Dutch ''Grenade'' Launcher

  • General History
  • 1 min

By Crusader1307

This innovation in weapons (for a short time!), was developed in The Dutch Netherlands. Designed from the earlier Hand Cannons and Culverins of several hundred years prior, this model came about in the late 17th Century. Using the "newer method" of combining a rifle-type gun stock with a mini-mortar - this weapon requires 2 men to operate. Modernly called a "Grenade Launcher", in theory at least - it worked similarly. The Launcher has a 2.1 inch bore diameter and weights anywhere from 7 to 9 pounds. The barrel was made of brass. In deployment, a Firing Fork may have been used (although actual firing procedures are sketchy). A powder charge would be placed in the barrel. Next a "grenade" (or 1 to 2 pound hollow shot, filled with powder was added). The shot had a long slow match attached.
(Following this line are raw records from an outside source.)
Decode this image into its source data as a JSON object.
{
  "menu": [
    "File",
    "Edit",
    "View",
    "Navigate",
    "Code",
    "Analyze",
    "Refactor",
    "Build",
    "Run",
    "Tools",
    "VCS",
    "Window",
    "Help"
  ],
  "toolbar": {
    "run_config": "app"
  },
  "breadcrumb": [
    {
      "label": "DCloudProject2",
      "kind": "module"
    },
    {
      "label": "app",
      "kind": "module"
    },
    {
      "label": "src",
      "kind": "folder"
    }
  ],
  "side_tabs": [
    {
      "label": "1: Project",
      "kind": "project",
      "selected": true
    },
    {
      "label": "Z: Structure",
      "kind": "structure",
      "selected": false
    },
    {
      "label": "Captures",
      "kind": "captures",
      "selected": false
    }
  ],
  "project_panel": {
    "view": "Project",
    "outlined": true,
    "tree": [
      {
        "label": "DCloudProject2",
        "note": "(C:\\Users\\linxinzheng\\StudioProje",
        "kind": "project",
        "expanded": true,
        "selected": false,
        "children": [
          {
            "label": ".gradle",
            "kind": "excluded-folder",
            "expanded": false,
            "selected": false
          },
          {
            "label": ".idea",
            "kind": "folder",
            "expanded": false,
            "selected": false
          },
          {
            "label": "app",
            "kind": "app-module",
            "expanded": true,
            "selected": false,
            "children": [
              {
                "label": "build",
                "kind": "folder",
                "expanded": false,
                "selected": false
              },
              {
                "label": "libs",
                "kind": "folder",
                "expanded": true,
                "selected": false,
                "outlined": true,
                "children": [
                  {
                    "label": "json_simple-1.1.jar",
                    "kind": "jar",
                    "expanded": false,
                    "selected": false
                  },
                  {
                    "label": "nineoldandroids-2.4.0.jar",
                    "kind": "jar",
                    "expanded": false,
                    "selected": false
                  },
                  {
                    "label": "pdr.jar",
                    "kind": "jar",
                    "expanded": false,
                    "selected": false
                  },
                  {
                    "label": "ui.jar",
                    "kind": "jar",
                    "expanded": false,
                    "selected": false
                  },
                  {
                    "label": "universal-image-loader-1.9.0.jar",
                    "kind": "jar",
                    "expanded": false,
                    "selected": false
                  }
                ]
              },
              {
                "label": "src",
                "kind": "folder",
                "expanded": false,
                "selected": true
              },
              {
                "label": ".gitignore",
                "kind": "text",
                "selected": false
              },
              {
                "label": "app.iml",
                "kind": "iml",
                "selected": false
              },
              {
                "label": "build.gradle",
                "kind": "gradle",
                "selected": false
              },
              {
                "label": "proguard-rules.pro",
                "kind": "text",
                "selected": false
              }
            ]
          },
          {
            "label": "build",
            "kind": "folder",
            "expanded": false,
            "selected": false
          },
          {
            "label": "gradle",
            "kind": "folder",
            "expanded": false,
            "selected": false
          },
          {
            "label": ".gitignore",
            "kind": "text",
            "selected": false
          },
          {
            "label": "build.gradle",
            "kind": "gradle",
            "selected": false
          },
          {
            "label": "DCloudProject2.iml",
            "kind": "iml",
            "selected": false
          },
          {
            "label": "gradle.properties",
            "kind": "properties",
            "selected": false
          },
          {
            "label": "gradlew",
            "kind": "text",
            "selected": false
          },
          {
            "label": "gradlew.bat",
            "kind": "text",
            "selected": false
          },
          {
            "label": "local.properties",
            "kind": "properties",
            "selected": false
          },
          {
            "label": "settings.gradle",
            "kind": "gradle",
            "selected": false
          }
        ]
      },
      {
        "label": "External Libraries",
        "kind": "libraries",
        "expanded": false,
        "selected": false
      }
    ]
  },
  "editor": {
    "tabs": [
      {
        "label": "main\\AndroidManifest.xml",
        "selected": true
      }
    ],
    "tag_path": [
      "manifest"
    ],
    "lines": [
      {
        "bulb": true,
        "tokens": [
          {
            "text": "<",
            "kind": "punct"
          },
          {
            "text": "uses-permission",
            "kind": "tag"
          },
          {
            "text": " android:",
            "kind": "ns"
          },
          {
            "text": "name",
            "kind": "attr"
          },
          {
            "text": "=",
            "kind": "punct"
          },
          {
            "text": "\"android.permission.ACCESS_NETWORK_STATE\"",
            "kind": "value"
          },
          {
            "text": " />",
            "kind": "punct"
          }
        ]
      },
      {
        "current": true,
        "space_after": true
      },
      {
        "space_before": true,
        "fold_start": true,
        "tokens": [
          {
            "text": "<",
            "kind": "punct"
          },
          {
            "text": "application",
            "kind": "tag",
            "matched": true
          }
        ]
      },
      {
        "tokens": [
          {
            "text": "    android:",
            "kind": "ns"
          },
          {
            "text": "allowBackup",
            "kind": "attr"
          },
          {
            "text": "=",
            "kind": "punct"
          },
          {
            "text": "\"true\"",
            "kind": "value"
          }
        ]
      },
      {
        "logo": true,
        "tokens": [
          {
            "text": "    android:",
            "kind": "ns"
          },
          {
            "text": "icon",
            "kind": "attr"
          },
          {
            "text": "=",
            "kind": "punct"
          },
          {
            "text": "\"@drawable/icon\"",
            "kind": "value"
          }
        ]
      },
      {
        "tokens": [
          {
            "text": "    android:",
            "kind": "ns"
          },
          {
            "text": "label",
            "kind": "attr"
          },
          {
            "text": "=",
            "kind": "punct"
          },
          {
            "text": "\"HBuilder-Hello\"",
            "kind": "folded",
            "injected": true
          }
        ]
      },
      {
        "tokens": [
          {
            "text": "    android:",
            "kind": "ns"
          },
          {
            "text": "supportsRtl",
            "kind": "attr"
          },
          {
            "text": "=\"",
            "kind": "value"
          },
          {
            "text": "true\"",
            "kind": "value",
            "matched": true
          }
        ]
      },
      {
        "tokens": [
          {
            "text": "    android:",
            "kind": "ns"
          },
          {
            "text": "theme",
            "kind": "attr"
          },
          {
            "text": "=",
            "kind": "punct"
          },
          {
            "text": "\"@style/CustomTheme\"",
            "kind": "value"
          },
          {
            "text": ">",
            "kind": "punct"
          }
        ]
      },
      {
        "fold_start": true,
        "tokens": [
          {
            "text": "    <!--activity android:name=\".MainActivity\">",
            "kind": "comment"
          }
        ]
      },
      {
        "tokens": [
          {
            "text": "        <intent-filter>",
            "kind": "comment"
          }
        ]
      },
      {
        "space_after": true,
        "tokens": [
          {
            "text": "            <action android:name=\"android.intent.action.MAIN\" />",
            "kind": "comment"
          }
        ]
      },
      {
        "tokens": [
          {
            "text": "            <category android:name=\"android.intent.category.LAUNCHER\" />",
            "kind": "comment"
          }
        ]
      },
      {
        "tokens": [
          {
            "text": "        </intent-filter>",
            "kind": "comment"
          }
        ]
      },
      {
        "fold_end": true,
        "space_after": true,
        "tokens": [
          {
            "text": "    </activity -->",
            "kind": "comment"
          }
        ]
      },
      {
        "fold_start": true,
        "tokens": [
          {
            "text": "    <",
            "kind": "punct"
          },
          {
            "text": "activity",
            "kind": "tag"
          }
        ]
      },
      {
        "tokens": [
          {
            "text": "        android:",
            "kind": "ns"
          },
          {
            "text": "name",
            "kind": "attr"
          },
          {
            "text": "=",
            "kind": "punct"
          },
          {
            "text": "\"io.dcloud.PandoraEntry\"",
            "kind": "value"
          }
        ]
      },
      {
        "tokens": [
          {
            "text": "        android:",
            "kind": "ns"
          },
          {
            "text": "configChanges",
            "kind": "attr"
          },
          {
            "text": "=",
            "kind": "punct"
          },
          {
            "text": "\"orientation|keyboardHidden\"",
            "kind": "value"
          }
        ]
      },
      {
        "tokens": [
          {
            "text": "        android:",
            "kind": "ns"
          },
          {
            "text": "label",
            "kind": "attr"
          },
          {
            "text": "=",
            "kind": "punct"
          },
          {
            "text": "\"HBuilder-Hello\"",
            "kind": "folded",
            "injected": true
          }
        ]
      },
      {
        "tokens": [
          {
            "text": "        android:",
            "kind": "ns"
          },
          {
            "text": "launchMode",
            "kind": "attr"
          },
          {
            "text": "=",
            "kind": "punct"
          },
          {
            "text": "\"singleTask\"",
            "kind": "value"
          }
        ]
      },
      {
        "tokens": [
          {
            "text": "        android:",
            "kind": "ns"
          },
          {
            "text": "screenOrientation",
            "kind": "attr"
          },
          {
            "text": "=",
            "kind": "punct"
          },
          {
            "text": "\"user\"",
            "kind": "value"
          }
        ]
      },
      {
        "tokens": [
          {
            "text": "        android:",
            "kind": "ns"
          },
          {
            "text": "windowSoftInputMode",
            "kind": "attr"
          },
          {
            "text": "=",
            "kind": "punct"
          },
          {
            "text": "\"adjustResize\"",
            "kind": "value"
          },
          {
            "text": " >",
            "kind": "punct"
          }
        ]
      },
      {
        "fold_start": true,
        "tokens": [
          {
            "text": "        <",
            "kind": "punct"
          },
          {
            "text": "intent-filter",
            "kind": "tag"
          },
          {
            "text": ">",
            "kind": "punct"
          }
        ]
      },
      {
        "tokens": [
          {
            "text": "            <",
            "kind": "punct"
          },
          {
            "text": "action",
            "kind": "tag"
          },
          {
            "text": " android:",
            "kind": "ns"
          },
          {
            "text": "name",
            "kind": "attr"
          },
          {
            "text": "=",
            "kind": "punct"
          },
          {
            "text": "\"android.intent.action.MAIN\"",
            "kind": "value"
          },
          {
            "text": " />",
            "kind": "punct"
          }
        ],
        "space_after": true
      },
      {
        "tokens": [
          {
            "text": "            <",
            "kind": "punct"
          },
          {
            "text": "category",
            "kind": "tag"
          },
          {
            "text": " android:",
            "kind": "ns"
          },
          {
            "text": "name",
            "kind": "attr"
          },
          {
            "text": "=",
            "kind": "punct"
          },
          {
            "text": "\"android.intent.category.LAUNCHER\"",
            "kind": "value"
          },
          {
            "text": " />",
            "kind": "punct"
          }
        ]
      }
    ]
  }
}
One man would "light" the "grenade". When the match burn down to a suitable length, the secondary charge (activated by flintlock mechanism), would fire - sending the "grenade" skyward. A range of 20 to 30 meters was possible. Also possible was that the round could be shot in the air (creating an airburst). Obviously, this weapon misfired more than it fired - causing the immediate death or injury of the operators. The Dutch Grenade Launcher was used during The Anglo-Dutch War.